Ad sales on such devices will reach an estimated $5 billion by 2005--less than a third of the estimated $16 billion for online advertising in the same year. Broken out, wireless advertising sales will reach $700 million by 2005 and interactive TV ad sales will reach $4 billion, the report said.
The estimates run contrary to sweeping optimism in the wireless ad industry, which is overflowing with technology companies hoping to deliver targeted ads to consumers via mobile phones, interactive TV and Net kiosks. But the industry faces high hurdles in the United States because consumers have yet to accept the idea of receiving promotions through the limited and captive space of a handheld device.
"Marketers that believe they can overcome the limitations of interactive and wireless devices as branding vehicles miss the point," Jupiter senior analyst Marissa Gluck said in a statement. "Post-PC ad opportunities are a need-to-have for a few categories of advertisers and only a nice-to-have for most."
To advertise effectively outside the PC, marketers will have to look at the consumers' needs vs. their demographics on various devices, Jupiter said.
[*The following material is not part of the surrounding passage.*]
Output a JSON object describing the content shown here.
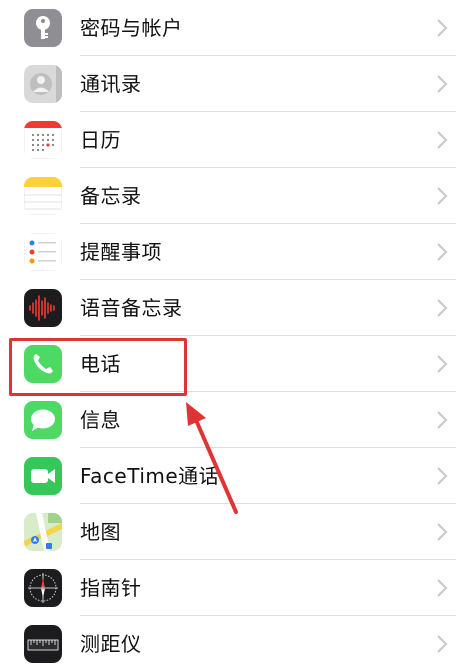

For example, consumers using a cellular phone are interested in receiving time- and location-sensitive information and will most likely ignore advertising.
Illustrating the point, a Jupiter survey showed that about 46 percent of consumers wouldn't accept advertising on their mobile phone or PDA in exchange for any type of compensation. But 36 percent said they would agree to accept ads in exchange for subsidized content or access.
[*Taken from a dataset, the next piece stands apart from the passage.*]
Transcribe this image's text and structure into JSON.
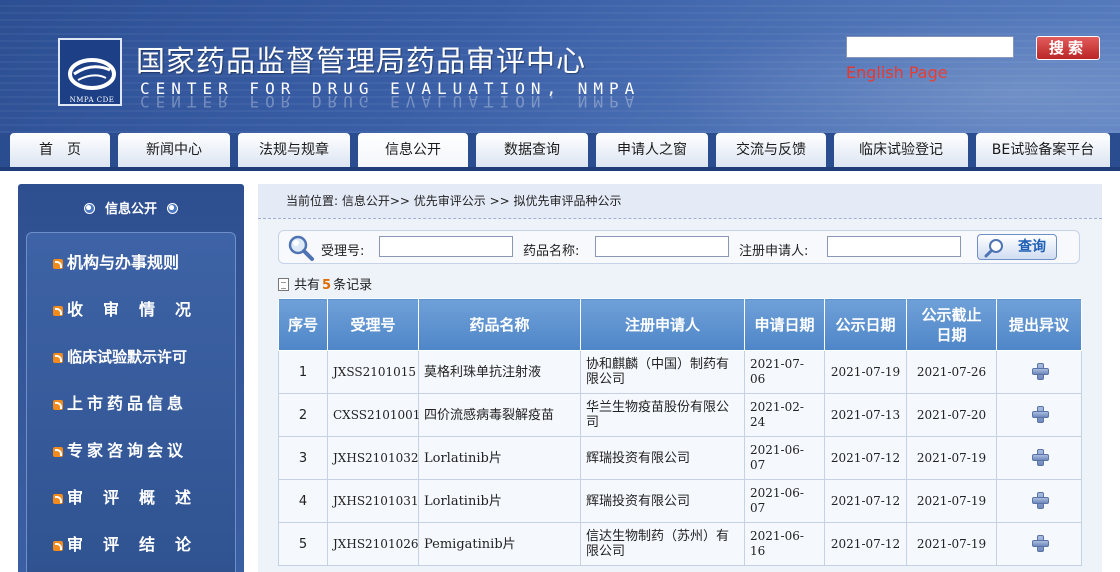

Further stunting wireless advertising's growth, marketers will remain tepid on the medium because of a lack of industry standards and generally unclear results via such mediums, Jupiter said. Continuing popularity of the personal computer will also eclipse future spending on non-PC devices.